The Igniter is available in weights 4 through 10 and pairs perfectly with the assertive front taper of Rio’s InTouch OutBound Short line, which helps load the rod quickly to produce high-speed action that cuts through heavy winds and tough conditions. It proved equally capable on the flats, chasing redfish and bones and presenting streamers flawlessly in situations that might otherwise prove impossible. Admittedly, this extremely fast-action setup is not for everyone. But if you’re looking to throw bulky flies for distance against a tough blow, need to pick up and shoot line for quick presentations, and don’t mind casting aggressively, then the Igniter is exactly the rod you need. —MF


As organizational options have shifted away from vests in recent years, I’ve found myself combing a market that is rich in alternatives. Many candidates allow for more gear storage, but the abundance of zippers and cubbyholes often leaves me wasting time searching through my stash.
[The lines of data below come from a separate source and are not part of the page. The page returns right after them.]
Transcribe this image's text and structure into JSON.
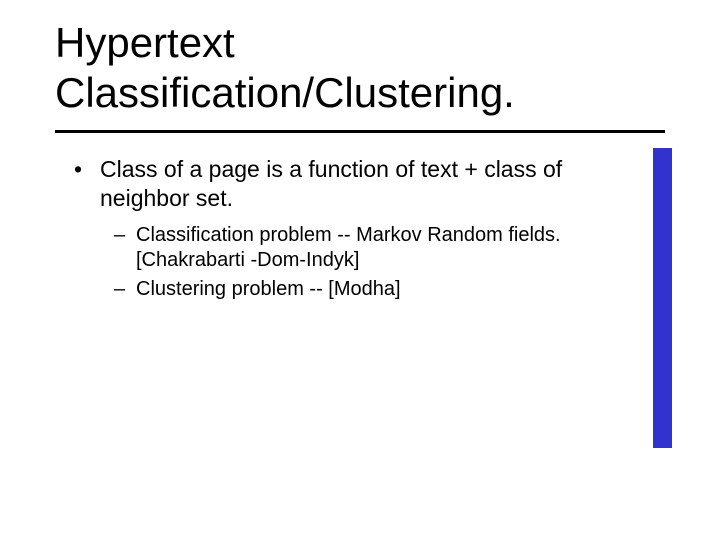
{
  "title": "Hypertext Classification/Clustering.",
  "bullets": {
    "item1": {
      "marker": "•",
      "text": "Class of a page is a function of text + class of neighbor set."
    },
    "sub": {
      "s1": {
        "marker": "–",
        "text": "Classification problem -- Markov Random fields. [Chakrabarti -Dom-Indyk]"
      },
      "s2": {
        "marker": "–",
        "text": "Clustering problem -- [Modha]"
      }
    }
  },
  "colors": {
    "accent": "#3232cf"
  }
}
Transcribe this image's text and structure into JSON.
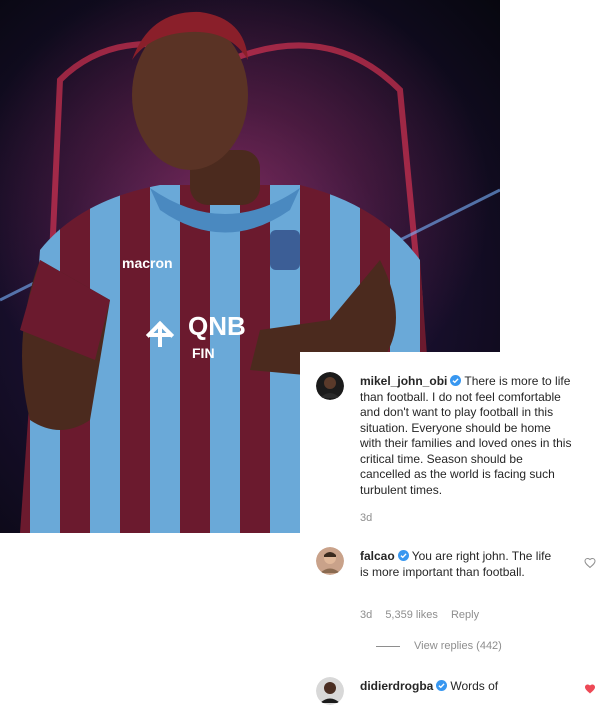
{
  "photo": {
    "jersey_brand": "macron",
    "sponsor": "QNB",
    "sponsor_sub": "FIN"
  },
  "comments": [
    {
      "username": "mikel_john_obi",
      "verified": true,
      "text": "There is more to life than football. I do not feel comfortable and don't want to play football in this situation. Everyone should be home with their families and loved ones in this critical time. Season should be cancelled as the world is facing such turbulent times.",
      "time": "3d"
    },
    {
      "username": "falcao",
      "verified": true,
      "text": "You are right john. The life is more important than football.",
      "time": "3d",
      "likes": "5,359 likes",
      "reply_label": "Reply",
      "view_replies": "View replies (442)"
    },
    {
      "username": "didierdrogba",
      "verified": true,
      "text": "Words of"
    }
  ],
  "colors": {
    "verified_blue": "#3897f0",
    "liked_red": "#ed4956",
    "muted_text": "#8e8e8e",
    "jersey_maroon": "#6b1a2e",
    "jersey_blue": "#6aa9d8"
  }
}
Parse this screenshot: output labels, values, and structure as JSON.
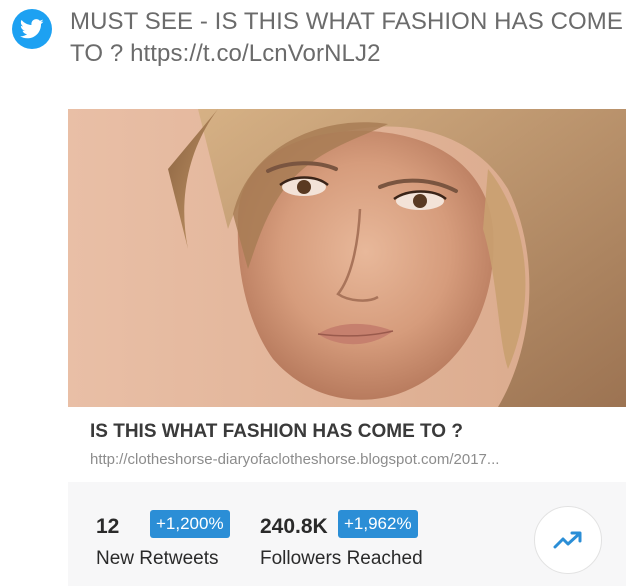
{
  "tweet": {
    "text": "MUST SEE -  IS THIS WHAT FASHION HAS COME TO ? https://t.co/LcnVorNLJ2",
    "icon": "twitter-bird-icon",
    "brand_color": "#1da1f2"
  },
  "card": {
    "image_alt": "close-up portrait photo",
    "title": "IS THIS WHAT FASHION HAS COME TO ?",
    "url": "http://clotheshorse-diaryofaclotheshorse.blogspot.com/2017..."
  },
  "stats": {
    "retweets": {
      "count": "12",
      "change": "+1,200%",
      "label": "New Retweets"
    },
    "followers": {
      "count": "240.8K",
      "change": "+1,962%",
      "label": "Followers Reached"
    },
    "badge_color": "#2b8ed6",
    "trend_icon": "trending-up-icon"
  }
}
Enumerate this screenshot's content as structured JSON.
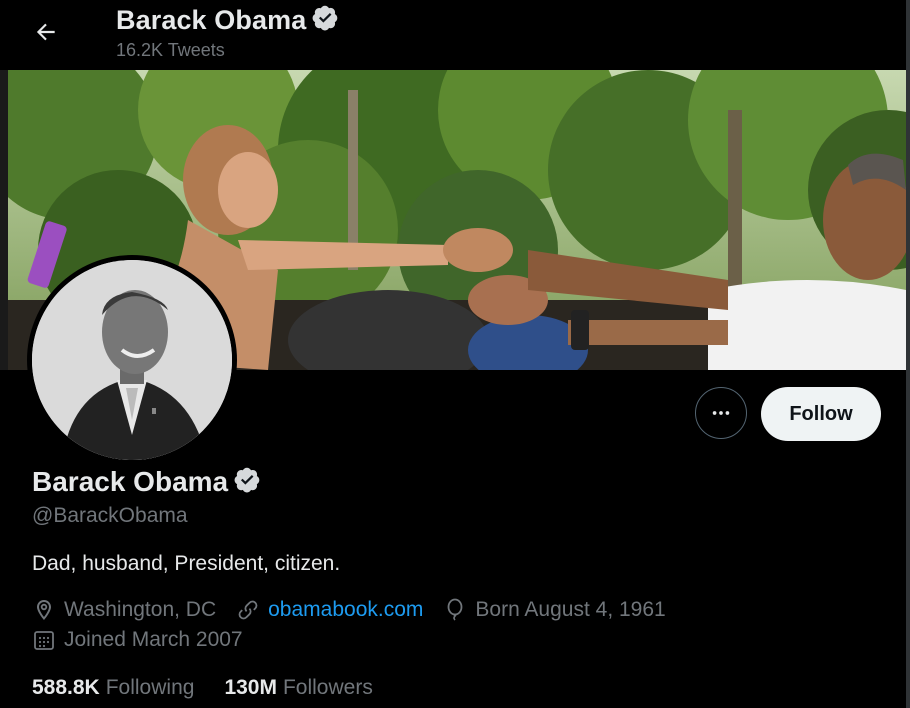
{
  "header": {
    "name": "Barack Obama",
    "tweet_count": "16.2K Tweets"
  },
  "profile": {
    "name": "Barack Obama",
    "handle": "@BarackObama",
    "bio": "Dad, husband, President, citizen.",
    "location": "Washington, DC",
    "website": "obamabook.com",
    "birthday": "Born August 4, 1961",
    "joined": "Joined March 2007"
  },
  "actions": {
    "follow_label": "Follow"
  },
  "stats": {
    "following_count": "588.8K",
    "following_label": "Following",
    "followers_count": "130M",
    "followers_label": "Followers"
  },
  "colors": {
    "background": "#000000",
    "accent_link": "#1d9bf0",
    "secondary_text": "#71767b",
    "primary_text": "#e7e9ea",
    "follow_button_bg": "#eff3f4"
  },
  "icons": {
    "back": "arrow-left-icon",
    "verified": "verified-badge-icon",
    "more": "more-horizontal-icon",
    "location": "location-pin-icon",
    "link": "link-icon",
    "birthday": "balloon-icon",
    "joined": "calendar-icon"
  }
}
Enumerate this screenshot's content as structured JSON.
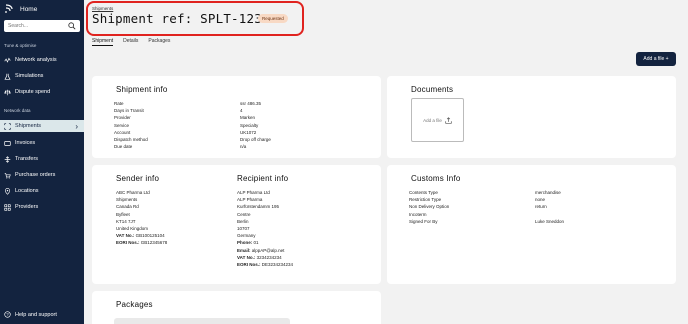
{
  "sidebar": {
    "home": "Home",
    "search_placeholder": "Search...",
    "section_tune": "Tune & optimise",
    "section_network": "Network data",
    "items": [
      {
        "label": "Network analysis"
      },
      {
        "label": "Simulations"
      },
      {
        "label": "Dispute spend"
      },
      {
        "label": "Shipments"
      },
      {
        "label": "Invoices"
      },
      {
        "label": "Transfers"
      },
      {
        "label": "Purchase orders"
      },
      {
        "label": "Locations"
      },
      {
        "label": "Providers"
      }
    ],
    "help": "Help and support"
  },
  "header": {
    "breadcrumb": "Shipments",
    "title": "Shipment ref: SPLT-123456",
    "status": "Requested",
    "highlight_color": "#e0231f"
  },
  "tabs": [
    "Shipment",
    "Details",
    "Packages"
  ],
  "add_file_button": "Add a file +",
  "shipment_info": {
    "heading": "Shipment info",
    "labels": [
      "Rate",
      "Days in Transit",
      "Provider",
      "Service",
      "Account",
      "Dispatch method",
      "Due date"
    ],
    "values": [
      "ssr 486.35",
      "4",
      "Marken",
      "Specialty",
      "UK1072",
      "Drop off charge",
      "n/a"
    ]
  },
  "documents": {
    "heading": "Documents",
    "add_file": "Add a file"
  },
  "sender_info": {
    "heading": "Sender info",
    "lines": [
      "ABC Pharma Ltd",
      "Shipments",
      "Canada Rd",
      "Byfleet",
      "KT14 7JT",
      "United Kingdom"
    ],
    "vat_label": "VAT No.:",
    "vat": "GB100125104",
    "eori_label": "EORI Nos.:",
    "eori": "GB12345678"
  },
  "recipient_info": {
    "heading": "Recipient info",
    "lines": [
      "ALP Pharma Ltd",
      "ALP Pharma",
      "Kurfürstendamm 195",
      "Centre",
      "Berlin",
      "10707",
      "Germany"
    ],
    "phone_label": "Phone:",
    "phone": "01",
    "email_label": "Email:",
    "email": "alppAP@alp.net",
    "vat_label": "VAT No.:",
    "vat": "3234234234",
    "eori_label": "EORI Nos.:",
    "eori": "DE3234234234"
  },
  "customs_info": {
    "heading": "Customs Info",
    "labels": [
      "Contents Type",
      "Restriction Type",
      "Non Delivery Option",
      "Incoterm",
      "Signed For By"
    ],
    "values": [
      "merchandise",
      "none",
      "return",
      "",
      "Luke Sneddon"
    ]
  },
  "packages": {
    "heading": "Packages"
  }
}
The solution is a bag large enough to hold essentials—taking more than one bag often compromises boat space—but small enough to ensure things are easy to find. And there can’t be too many pockets or compartments, because that’s where whatever I need inevitably hides as valuable time slips away. Thankfully, the Simms Challenger Ultra Tackle Bag ($180) has solved my problems with just the right amount of everything without too much of anything. There are perfectly sized pockets in precisely the correct places. An easy-open lid hides a main compartment that boasts adjustable dividers to create dedicated zones for fly boxes, hooks, and leaders. And there’s a pocket on each end of the bag that makes a perfect home for extra reels or spools. Meanwhile, high-use items are never far from reach, thanks to exterior zippered pockets that are easily accessible and highly visible but not so deep that things get buried. The handles tuck away, and there’s a detachable shoulder strap for easy transport to and from the boat. Finally, I have found my happy place, and it was right where I thought it would be—fishing, instead of digging through scores of pockets, trying to find what’s evading me. —MF